START Data for review
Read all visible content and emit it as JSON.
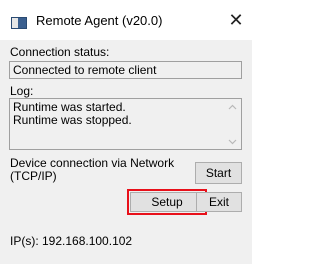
{
  "window": {
    "title": "Remote Agent (v20.0)",
    "close_glyph": "✕"
  },
  "connection": {
    "label": "Connection status:",
    "value": "Connected to remote client"
  },
  "log": {
    "label": "Log:",
    "lines": [
      "Runtime was started.",
      "Runtime was stopped."
    ]
  },
  "device": {
    "label_line1": "Device connection via Network",
    "label_line2": "(TCP/IP)",
    "start_label": "Start",
    "setup_label": "Setup",
    "exit_label": "Exit"
  },
  "ip": {
    "text": "IP(s): 192.168.100.102"
  },
  "colors": {
    "highlight": "#e8101a",
    "app_icon": "#3a5f8f"
  },
  "icons": [
    "app-icon",
    "close-icon",
    "scroll-up-arrow-icon",
    "scroll-down-arrow-icon"
  ]
}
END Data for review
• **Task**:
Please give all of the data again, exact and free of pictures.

• **Result of the exercise**:
Read all visible content and emit it as JSON.
{
  "window": {
    "title": "Remote Agent (v20.0)",
    "close_glyph": "✕"
  },
  "connection": {
    "label": "Connection status:",
    "value": "Connected to remote client"
  },
  "log": {
    "label": "Log:",
    "lines": [
      "Runtime was started.",
      "Runtime was stopped."
    ]
  },
  "device": {
    "label_line1": "Device connection via Network",
    "label_line2": "(TCP/IP)",
    "start_label": "Start",
    "setup_label": "Setup",
    "exit_label": "Exit"
  },
  "ip": {
    "text": "IP(s): 192.168.100.102"
  },
  "colors": {
    "highlight": "#e8101a",
    "app_icon": "#3a5f8f"
  },
  "icons": [
    "app-icon",
    "close-icon",
    "scroll-up-arrow-icon",
    "scroll-down-arrow-icon"
  ]
}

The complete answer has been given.